ASSIGNED TASK.
Scan the listing below for the word "questions" and copy every line where it occurs.

DATA SECTION.
■ ■ ■ ■ ■ ■ ■
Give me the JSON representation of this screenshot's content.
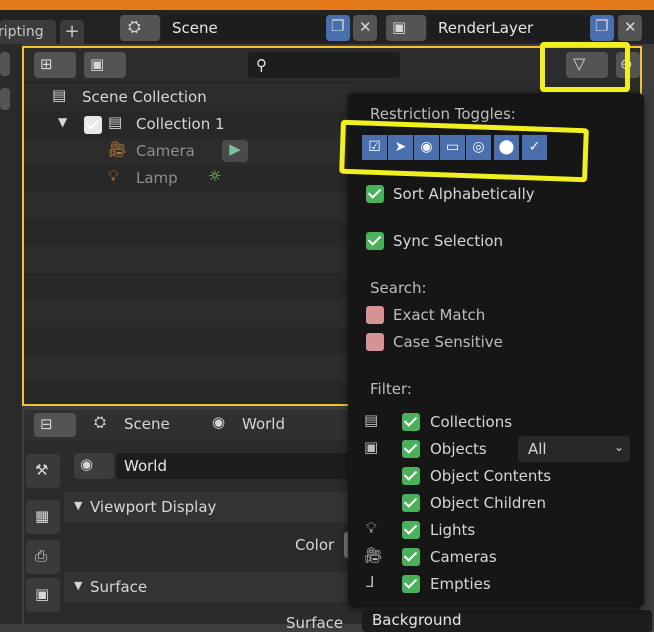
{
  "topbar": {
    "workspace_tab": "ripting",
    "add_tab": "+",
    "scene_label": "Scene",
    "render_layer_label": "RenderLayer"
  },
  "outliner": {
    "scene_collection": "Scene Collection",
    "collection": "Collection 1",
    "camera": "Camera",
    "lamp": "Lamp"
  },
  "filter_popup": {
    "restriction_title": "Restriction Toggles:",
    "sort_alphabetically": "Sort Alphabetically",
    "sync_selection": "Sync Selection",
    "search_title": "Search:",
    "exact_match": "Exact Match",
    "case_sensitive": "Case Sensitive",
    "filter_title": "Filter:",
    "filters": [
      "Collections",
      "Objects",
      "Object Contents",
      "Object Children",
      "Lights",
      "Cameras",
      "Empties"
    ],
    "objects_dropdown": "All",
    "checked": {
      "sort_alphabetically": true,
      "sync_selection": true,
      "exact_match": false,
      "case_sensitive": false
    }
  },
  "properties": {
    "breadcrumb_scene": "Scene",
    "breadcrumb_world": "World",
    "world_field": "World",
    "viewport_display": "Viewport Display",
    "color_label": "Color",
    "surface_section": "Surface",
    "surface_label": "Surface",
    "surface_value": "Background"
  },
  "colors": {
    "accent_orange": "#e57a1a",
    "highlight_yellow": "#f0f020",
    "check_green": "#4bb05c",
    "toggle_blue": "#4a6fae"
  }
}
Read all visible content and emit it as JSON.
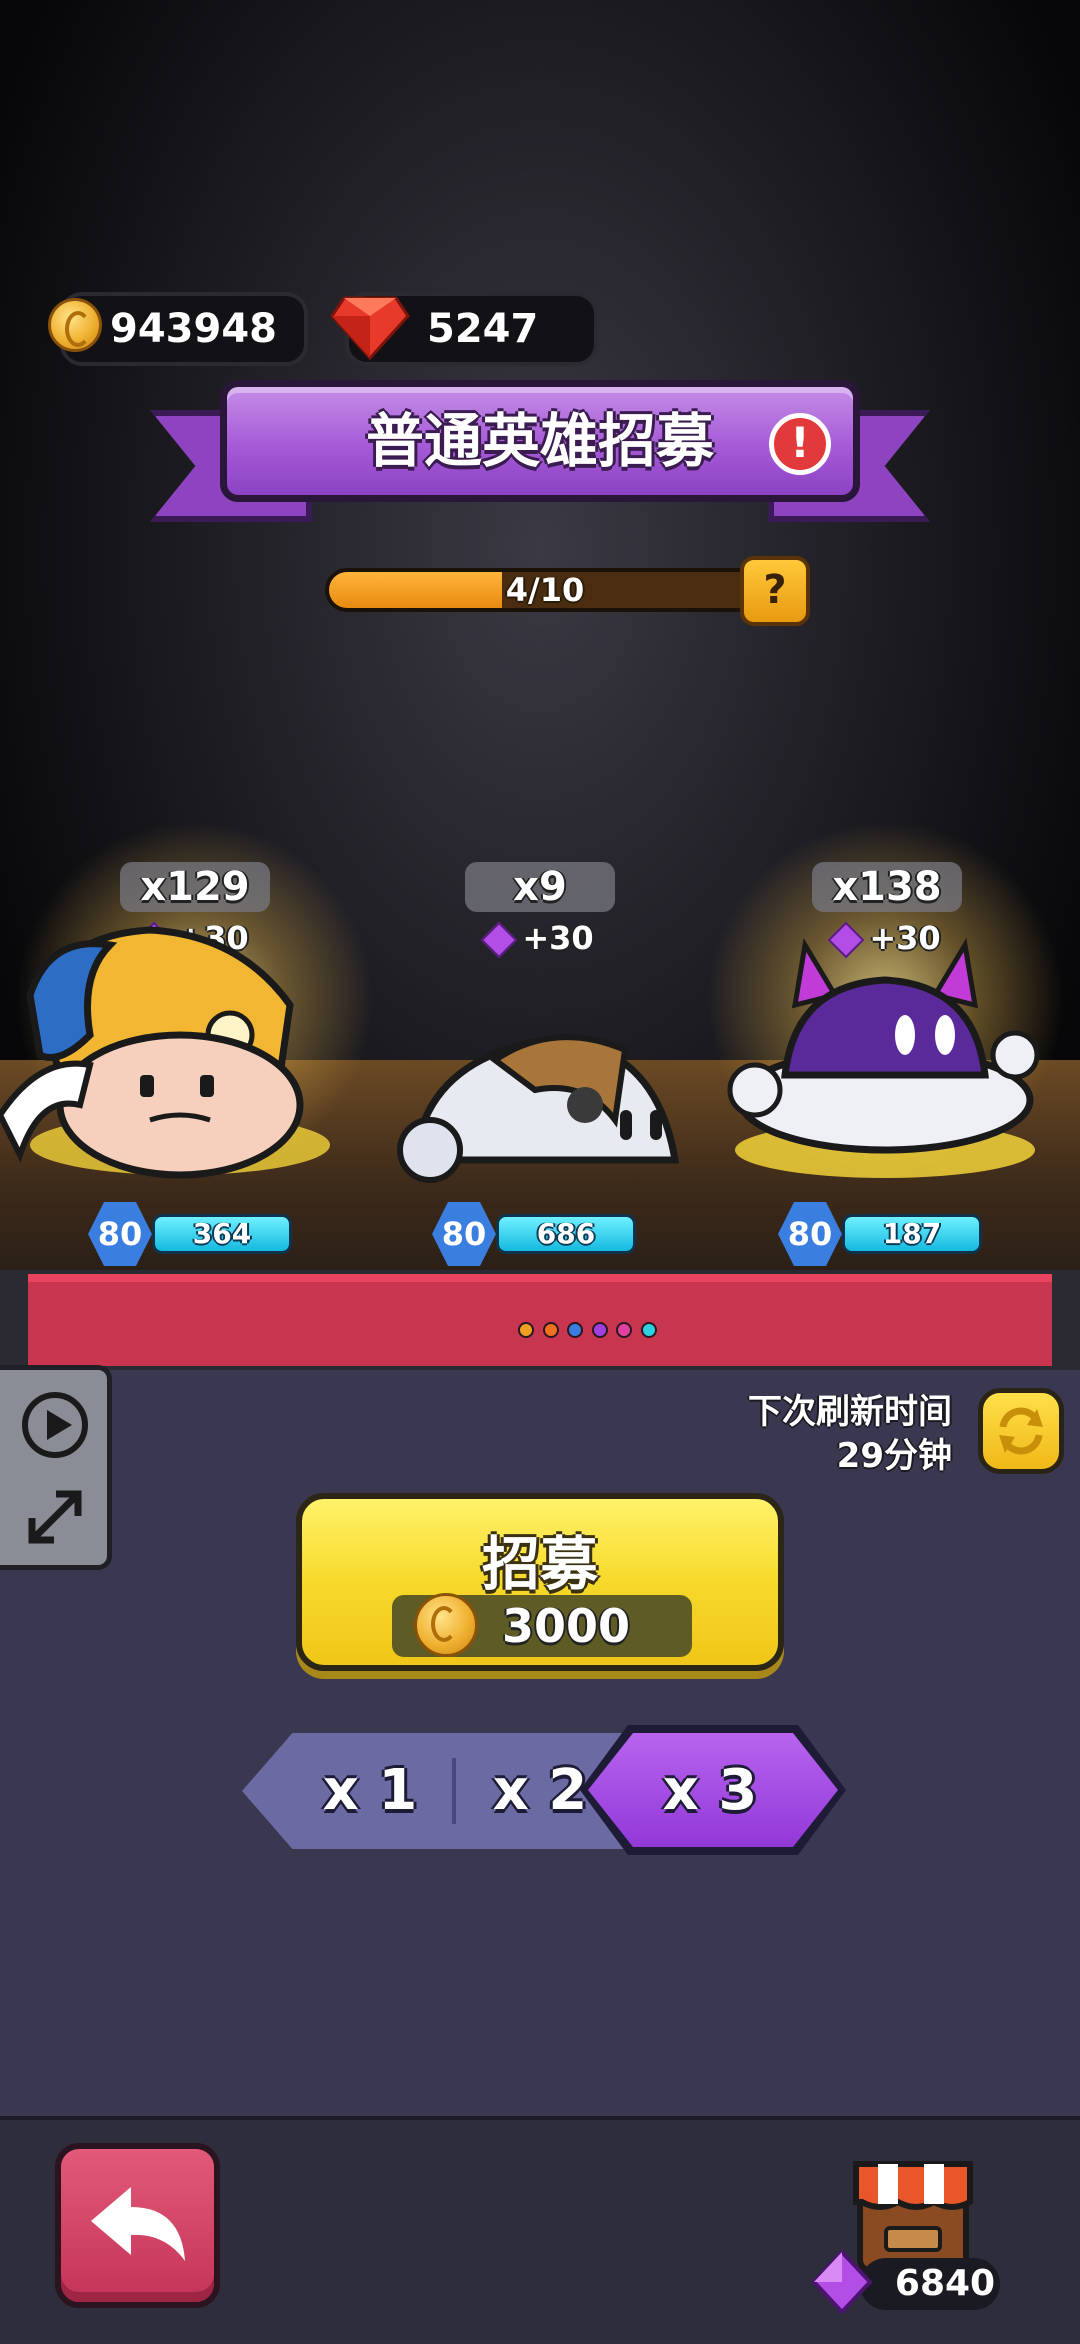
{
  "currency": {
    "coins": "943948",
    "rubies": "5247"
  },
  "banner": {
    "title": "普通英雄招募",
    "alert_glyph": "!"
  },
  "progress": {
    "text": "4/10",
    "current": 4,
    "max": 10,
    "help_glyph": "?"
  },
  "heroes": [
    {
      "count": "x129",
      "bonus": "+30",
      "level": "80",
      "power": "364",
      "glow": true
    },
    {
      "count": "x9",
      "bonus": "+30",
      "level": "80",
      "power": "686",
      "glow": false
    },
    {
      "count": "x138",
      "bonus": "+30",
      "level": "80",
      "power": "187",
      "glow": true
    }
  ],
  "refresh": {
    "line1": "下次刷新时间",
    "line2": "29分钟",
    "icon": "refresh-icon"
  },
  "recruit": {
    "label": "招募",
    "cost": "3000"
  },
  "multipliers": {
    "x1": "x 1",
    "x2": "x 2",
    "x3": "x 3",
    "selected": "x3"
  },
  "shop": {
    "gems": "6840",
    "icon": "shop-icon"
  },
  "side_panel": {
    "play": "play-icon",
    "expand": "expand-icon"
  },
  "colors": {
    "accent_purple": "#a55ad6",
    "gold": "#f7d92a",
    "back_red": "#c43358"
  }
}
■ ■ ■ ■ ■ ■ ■
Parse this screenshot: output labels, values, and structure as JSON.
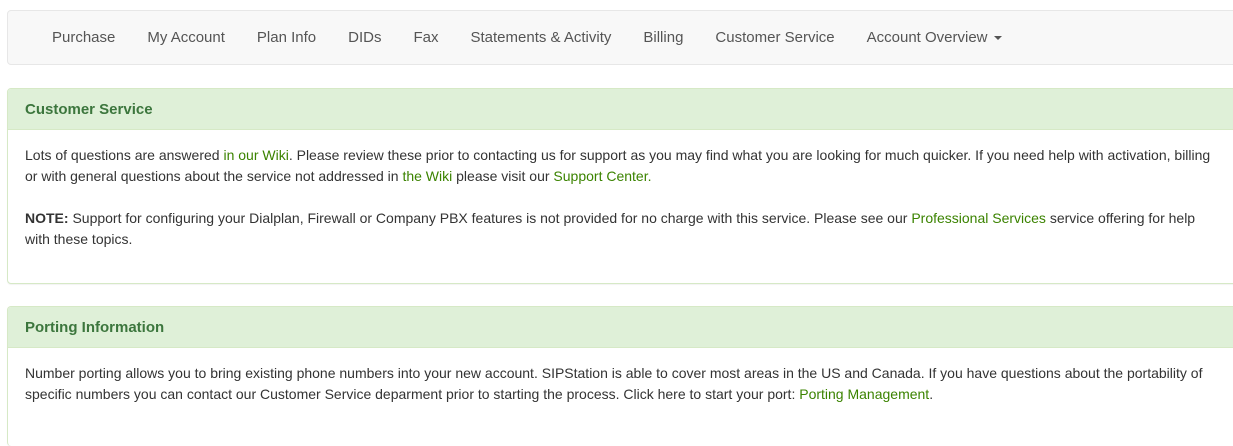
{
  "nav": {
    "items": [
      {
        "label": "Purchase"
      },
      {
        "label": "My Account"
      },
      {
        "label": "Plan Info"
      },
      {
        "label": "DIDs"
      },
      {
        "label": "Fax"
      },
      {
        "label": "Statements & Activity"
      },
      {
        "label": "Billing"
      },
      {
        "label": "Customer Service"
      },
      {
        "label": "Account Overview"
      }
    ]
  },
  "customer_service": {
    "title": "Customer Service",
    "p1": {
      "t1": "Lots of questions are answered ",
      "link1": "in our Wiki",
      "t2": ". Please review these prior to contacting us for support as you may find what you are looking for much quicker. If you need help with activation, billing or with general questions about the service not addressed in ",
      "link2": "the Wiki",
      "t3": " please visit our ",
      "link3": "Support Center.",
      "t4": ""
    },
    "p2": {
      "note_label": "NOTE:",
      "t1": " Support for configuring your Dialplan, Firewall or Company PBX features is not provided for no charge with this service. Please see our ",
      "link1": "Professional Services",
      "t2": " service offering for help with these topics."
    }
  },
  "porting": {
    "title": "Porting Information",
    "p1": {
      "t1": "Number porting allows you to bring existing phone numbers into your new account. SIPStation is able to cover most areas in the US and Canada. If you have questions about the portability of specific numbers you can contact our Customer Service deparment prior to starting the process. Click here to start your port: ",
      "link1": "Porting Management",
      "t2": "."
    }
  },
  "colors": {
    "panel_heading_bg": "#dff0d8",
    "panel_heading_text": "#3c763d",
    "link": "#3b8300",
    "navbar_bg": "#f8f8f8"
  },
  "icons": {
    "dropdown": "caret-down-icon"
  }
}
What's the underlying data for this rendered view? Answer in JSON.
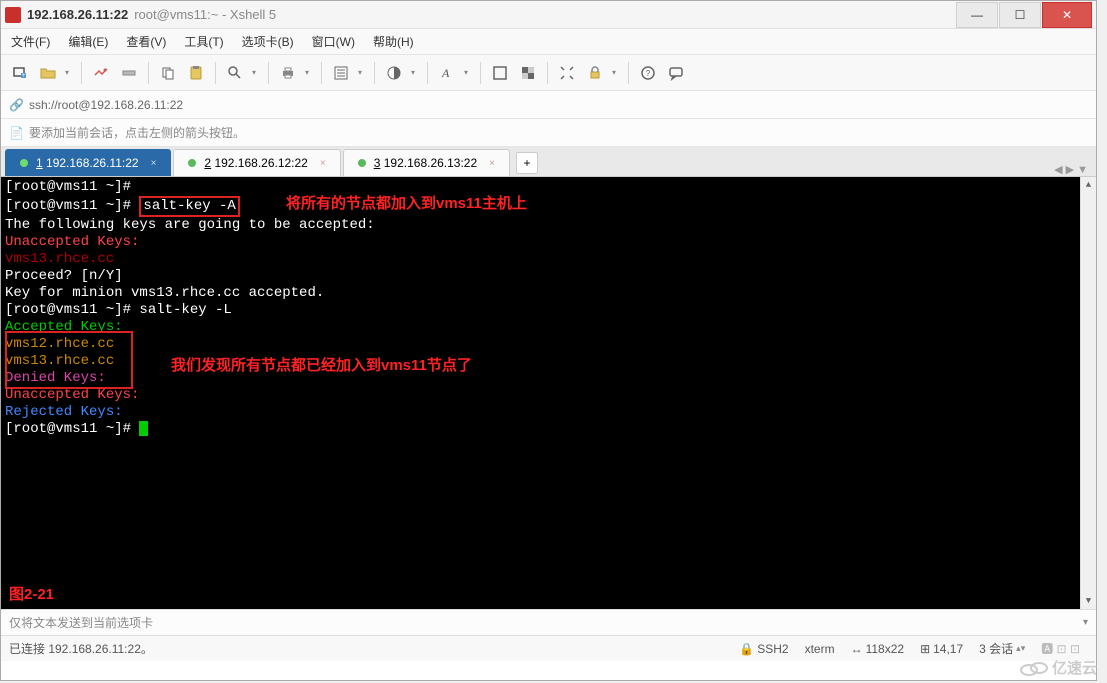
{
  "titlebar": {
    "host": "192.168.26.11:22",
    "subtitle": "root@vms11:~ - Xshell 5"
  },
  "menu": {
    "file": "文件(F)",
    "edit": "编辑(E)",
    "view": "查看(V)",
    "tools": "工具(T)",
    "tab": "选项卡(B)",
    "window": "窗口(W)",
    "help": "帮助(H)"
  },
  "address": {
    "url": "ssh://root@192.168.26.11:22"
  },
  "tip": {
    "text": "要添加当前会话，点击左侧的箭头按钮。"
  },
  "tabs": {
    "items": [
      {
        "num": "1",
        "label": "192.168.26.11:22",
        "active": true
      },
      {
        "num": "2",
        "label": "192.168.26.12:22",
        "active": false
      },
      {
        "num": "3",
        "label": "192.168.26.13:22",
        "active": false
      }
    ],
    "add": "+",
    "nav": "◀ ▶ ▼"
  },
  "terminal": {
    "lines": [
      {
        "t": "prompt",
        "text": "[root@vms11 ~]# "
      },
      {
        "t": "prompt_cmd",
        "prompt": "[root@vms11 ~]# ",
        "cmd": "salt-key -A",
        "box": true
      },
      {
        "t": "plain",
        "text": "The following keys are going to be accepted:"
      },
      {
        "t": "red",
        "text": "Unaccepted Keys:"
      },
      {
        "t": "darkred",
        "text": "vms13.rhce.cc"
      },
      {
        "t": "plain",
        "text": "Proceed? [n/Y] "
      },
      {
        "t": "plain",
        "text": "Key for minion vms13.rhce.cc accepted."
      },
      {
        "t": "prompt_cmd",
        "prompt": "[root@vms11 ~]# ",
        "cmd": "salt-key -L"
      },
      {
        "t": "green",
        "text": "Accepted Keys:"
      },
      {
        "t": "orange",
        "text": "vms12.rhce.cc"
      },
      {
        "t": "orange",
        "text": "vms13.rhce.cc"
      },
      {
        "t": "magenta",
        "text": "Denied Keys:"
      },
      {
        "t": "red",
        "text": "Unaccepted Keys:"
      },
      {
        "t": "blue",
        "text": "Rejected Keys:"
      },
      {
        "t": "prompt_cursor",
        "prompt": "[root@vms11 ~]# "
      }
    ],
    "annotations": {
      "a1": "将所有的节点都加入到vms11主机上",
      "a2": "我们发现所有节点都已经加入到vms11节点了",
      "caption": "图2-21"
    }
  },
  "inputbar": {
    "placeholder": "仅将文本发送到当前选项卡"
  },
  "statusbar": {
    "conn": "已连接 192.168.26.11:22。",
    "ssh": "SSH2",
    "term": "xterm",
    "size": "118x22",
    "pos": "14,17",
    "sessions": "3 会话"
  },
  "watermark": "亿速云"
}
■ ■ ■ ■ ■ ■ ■
SOLVED EXERCISE.
      "t1": "Lots of questions are answered ",
      "t2": ". Please review these prior to contacting us for support as you may find what you are looking for much quicker. If you need help with activation, billing or with general questions about the service not addressed in ",
      "t1": "Number porting allows you to bring existing phone numbers into your new account. SIPStation is able to cover most areas in the US and Canada. If you have questions about the portability of specific numbers you can contact our Customer Service deparment prior to starting the process. Click here to start your port: ",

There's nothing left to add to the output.